Beginner’s Guide to Poker

Poker is a card game where players place bets against one another in order to win the pot. A good strategy involves knowing your odds and the strengths and weaknesses of other players. You can learn these things by playing, reading, and watching. Watching experienced players can also help you develop quick instincts that will make you a better player.

Each hand begins with 2 cards being dealt to each player. There are then rounds of betting where players can choose to check (pass on the bet) or raise by putting more chips into the pot than their opponents did. Typically a raise is only made when the player believes their hand has the best chance of winning.

The highest ranking hands in poker are Straight Flush, Four of a Kind, and Full House. A Straight Flush is 5 consecutive cards of the same suit (clubs, diamonds, hearts, and spades) while a Four of a Kind is 4 of the same rank of cards. A Full House is 3 matching cards of the same rank and 1 matching card of a different rank.

In some games, the dealer changes each hand, while in others the player to the left of the dealer acts as the button. During the betting round, players may also “cut” the cards if they believe their hand has been tampered with. The cards then form a “kitty” which is used to pay for new decks of cards and food or drinks. Any chips left in the kitty at the end of a game are divided equally among players.

There are many online courses available for beginners to learn how to play poker. These courses include video lectures and practice hands. Some of these are free, while others require a fee. These courses are great for beginners because they help you understand the basics of the game and provide a structured way to learn poker.

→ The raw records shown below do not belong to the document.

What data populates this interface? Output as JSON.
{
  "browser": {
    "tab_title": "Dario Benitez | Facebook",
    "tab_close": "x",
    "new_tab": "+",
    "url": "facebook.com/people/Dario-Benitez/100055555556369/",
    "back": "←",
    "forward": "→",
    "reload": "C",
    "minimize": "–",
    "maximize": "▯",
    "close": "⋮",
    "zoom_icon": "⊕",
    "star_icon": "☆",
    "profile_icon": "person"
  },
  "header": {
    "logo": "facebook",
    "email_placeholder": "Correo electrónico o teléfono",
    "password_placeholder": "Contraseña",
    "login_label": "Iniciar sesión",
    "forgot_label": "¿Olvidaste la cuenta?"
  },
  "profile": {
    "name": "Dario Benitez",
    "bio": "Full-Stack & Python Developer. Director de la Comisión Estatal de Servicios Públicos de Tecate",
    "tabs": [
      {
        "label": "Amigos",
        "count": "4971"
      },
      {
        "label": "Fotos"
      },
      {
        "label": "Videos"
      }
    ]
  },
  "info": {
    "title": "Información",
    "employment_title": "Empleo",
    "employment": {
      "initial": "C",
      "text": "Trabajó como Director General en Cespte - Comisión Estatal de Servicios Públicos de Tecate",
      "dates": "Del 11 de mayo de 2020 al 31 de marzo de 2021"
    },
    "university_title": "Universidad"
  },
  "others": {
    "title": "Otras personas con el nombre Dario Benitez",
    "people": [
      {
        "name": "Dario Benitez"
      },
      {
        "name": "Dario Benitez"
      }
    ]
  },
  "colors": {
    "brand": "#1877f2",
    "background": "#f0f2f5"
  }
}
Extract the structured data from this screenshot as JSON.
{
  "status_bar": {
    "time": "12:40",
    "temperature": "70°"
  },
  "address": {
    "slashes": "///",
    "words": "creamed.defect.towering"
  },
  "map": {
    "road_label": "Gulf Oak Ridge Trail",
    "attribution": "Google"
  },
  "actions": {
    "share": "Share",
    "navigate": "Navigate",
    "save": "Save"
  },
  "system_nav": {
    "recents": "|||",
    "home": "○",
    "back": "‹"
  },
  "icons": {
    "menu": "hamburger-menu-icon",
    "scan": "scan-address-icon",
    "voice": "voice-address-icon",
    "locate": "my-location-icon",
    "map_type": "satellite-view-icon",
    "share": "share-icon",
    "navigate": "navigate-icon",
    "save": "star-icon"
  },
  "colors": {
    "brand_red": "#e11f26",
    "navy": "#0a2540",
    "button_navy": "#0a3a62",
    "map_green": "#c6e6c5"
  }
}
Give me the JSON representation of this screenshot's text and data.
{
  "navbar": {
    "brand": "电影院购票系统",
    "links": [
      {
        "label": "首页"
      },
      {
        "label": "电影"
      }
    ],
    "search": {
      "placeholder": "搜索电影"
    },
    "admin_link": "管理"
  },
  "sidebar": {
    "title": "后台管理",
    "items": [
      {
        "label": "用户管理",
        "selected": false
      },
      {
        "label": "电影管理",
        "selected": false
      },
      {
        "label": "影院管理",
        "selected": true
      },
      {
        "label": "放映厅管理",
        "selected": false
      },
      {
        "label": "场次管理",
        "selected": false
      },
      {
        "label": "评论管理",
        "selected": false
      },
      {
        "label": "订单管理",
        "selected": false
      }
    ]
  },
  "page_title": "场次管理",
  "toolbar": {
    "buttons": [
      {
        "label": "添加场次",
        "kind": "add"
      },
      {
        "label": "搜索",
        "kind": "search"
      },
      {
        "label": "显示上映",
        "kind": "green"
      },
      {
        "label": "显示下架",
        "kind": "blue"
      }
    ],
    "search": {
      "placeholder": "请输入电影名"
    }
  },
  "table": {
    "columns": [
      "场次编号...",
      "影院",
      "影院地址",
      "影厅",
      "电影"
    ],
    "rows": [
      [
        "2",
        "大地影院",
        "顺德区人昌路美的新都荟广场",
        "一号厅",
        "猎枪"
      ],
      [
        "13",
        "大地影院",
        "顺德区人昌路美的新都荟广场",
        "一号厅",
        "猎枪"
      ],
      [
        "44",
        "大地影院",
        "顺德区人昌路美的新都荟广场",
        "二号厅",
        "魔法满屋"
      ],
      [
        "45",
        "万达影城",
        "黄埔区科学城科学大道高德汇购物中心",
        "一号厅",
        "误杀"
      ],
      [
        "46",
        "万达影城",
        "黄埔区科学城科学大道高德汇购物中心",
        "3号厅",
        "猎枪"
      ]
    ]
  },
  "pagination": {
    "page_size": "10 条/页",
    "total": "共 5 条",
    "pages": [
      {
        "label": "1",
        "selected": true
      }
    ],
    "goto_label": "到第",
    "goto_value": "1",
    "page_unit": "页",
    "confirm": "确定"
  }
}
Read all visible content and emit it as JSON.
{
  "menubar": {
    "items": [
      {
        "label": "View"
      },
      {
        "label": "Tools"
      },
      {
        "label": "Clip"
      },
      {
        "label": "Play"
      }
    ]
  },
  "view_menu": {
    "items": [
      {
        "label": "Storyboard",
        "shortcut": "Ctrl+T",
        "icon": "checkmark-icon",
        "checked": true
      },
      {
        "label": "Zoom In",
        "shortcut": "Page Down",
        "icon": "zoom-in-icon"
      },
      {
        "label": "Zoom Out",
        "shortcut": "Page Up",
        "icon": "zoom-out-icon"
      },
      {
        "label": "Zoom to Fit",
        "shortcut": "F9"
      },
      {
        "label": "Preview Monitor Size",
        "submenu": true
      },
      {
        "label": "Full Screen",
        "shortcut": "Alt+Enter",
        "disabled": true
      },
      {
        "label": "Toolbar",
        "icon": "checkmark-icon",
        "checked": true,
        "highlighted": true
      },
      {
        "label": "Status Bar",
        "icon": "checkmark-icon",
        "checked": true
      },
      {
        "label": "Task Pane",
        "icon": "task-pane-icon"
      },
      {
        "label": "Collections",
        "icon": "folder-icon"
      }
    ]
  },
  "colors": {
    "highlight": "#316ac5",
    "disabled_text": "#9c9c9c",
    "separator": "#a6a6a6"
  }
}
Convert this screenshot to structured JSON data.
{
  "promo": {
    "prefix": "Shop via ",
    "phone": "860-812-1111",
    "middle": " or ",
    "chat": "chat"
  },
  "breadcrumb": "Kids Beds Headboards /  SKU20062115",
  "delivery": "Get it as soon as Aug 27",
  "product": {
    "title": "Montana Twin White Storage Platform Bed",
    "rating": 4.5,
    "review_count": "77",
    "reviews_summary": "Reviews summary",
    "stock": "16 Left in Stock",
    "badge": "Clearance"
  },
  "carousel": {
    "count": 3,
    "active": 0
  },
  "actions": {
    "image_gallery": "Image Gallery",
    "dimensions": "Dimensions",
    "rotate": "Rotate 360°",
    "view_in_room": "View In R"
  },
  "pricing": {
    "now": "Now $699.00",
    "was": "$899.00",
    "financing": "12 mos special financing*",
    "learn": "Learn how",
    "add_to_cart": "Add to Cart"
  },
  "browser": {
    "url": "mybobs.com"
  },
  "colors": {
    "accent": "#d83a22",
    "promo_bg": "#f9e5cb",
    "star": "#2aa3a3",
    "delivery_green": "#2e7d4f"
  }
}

The best advice for anyone starting out in poker is to play only with money that you are willing to lose. Often, when beginners start to gamble more than they can afford, they are forced to fold. This can be very frustrating and can lead to serious losses. Therefore, it is important for beginner poker players to stick with a budget and track their wins and losses. This will help them avoid making big mistakes in the future. In addition, it will help them make sound decisions about how much to bet during a hand. If a player is not comfortable with tracking their wins and losses, they should consider hiring a professional to manage their bankroll.